*Task*
Pull every line containing "afterConnectionClosed" from the data.

Interface dataset entries:
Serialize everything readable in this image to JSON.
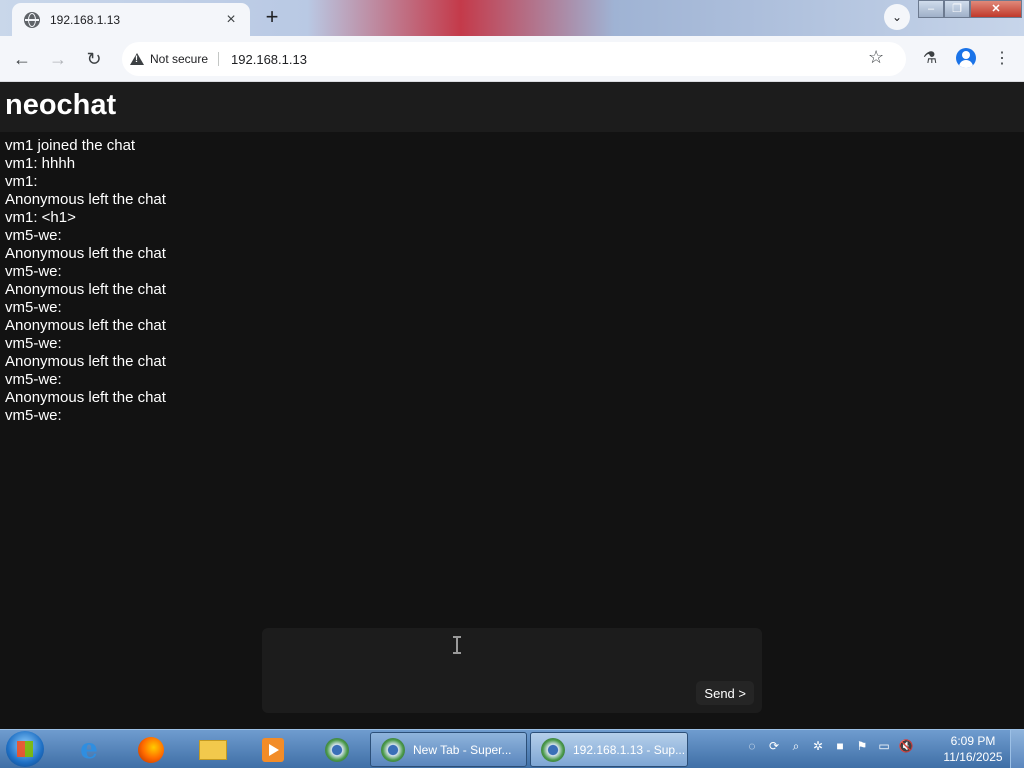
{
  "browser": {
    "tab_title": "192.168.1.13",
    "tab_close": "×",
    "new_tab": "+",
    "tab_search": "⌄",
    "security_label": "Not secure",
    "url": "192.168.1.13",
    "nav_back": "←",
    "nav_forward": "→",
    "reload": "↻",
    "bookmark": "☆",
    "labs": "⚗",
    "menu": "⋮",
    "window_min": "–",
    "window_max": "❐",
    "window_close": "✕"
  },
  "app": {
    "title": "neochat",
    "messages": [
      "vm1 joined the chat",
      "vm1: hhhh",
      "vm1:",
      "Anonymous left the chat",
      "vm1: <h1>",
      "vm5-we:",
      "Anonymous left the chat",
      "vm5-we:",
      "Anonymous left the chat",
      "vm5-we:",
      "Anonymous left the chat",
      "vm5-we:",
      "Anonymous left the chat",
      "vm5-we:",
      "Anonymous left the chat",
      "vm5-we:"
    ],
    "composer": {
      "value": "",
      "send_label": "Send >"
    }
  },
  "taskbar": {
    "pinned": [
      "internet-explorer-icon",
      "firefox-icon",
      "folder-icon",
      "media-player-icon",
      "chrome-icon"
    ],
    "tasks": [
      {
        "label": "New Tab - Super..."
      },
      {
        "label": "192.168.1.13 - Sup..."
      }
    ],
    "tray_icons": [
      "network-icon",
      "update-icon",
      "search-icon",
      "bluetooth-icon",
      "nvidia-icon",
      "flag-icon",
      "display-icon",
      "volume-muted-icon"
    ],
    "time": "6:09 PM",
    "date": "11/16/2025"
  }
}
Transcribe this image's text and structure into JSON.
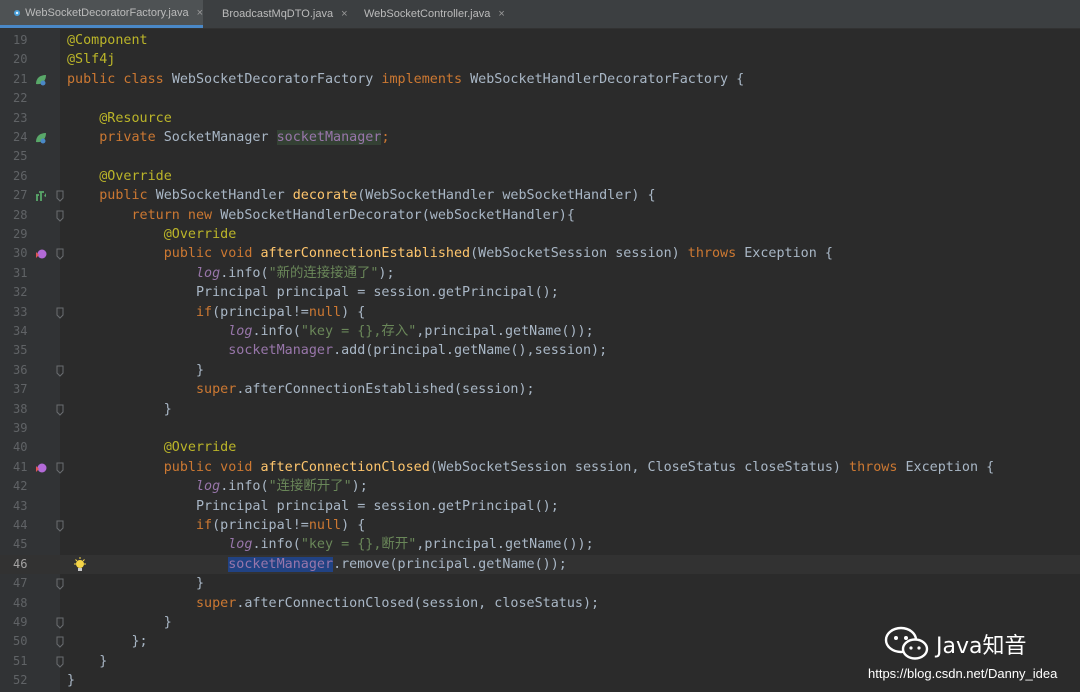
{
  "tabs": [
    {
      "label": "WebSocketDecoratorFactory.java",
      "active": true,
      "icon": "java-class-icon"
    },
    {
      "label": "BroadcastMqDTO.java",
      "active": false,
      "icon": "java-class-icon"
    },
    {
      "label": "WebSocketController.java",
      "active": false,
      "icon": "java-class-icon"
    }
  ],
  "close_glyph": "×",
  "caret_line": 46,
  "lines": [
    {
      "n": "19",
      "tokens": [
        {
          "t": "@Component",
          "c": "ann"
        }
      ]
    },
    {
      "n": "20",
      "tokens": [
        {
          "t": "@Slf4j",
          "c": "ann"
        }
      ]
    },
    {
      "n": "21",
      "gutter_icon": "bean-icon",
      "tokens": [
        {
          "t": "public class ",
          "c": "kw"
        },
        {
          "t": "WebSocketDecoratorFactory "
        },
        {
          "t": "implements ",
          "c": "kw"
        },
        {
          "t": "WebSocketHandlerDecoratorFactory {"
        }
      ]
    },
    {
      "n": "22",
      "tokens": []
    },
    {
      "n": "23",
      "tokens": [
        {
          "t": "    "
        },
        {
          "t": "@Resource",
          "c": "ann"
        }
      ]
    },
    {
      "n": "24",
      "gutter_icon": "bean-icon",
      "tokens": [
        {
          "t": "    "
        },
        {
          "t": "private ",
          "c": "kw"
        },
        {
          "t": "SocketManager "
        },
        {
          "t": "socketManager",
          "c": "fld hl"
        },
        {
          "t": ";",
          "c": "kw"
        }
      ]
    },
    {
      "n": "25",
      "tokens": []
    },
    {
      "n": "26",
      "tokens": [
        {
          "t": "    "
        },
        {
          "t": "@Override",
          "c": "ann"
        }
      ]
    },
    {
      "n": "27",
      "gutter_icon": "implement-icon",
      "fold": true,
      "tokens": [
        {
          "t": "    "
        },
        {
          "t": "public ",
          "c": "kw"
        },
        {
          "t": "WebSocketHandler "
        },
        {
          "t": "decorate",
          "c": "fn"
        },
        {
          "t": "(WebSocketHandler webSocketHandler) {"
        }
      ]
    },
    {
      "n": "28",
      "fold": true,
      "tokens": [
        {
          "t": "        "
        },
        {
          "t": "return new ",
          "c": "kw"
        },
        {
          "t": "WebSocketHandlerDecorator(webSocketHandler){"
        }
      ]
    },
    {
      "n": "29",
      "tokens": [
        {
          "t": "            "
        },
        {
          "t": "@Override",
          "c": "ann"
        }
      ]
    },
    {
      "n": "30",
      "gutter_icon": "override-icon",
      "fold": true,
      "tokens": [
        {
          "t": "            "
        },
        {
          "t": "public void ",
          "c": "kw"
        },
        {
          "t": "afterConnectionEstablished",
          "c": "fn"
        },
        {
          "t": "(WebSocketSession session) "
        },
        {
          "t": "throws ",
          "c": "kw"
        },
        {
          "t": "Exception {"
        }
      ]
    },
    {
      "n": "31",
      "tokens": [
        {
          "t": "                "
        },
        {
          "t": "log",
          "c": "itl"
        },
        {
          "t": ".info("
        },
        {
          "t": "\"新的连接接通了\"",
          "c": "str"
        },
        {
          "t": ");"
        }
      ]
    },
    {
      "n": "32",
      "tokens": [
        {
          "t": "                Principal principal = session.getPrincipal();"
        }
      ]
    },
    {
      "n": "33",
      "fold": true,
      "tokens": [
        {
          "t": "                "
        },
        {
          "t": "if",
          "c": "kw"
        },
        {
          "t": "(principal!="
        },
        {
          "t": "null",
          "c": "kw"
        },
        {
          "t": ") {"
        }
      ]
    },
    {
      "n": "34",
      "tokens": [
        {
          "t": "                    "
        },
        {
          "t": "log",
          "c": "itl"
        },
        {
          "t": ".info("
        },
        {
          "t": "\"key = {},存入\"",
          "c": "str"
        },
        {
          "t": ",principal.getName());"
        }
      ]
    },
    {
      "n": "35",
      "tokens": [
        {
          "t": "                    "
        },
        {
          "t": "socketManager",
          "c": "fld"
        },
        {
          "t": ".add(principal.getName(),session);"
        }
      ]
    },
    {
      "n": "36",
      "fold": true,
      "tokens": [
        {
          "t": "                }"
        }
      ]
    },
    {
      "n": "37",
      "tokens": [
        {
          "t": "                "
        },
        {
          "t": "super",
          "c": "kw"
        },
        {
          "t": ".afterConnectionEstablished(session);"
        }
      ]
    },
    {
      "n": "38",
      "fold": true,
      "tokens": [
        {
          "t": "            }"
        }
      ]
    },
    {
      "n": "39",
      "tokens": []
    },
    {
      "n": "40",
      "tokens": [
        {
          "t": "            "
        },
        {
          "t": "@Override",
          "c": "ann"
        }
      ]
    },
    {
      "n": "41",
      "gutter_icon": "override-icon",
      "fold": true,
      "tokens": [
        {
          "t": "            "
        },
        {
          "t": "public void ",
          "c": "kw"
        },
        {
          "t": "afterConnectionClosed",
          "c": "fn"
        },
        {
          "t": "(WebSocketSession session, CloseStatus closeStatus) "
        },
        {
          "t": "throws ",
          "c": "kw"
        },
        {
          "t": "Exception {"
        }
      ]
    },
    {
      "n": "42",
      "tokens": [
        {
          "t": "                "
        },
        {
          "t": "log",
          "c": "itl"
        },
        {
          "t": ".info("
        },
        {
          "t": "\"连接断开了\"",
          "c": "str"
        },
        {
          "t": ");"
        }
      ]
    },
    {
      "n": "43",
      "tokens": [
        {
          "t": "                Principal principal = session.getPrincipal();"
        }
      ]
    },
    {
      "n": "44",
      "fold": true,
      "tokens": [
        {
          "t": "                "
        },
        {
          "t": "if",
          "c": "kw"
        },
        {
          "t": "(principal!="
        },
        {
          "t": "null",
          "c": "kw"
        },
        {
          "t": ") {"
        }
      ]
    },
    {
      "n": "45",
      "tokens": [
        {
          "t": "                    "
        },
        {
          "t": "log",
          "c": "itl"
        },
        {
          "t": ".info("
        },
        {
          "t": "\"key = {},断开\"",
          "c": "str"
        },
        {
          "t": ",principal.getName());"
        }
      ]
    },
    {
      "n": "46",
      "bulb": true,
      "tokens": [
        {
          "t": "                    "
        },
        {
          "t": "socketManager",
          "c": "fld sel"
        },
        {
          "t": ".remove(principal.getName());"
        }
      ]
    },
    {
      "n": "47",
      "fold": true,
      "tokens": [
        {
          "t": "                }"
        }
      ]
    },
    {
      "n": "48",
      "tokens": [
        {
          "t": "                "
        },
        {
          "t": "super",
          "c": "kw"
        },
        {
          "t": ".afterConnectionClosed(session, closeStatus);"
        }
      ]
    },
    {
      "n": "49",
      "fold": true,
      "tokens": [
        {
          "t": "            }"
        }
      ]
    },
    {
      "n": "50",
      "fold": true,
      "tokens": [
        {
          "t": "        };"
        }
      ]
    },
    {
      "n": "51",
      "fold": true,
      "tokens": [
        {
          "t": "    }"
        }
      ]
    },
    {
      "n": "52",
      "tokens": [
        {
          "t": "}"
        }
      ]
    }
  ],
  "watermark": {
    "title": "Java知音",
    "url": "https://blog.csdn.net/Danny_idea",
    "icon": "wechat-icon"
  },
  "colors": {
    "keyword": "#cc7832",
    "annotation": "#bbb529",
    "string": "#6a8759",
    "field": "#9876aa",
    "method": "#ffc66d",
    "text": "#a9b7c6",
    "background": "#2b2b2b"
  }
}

*Response for this exercise*
          "t": "afterConnectionClosed",
          "t": ".afterConnectionClosed(session, closeStatus);"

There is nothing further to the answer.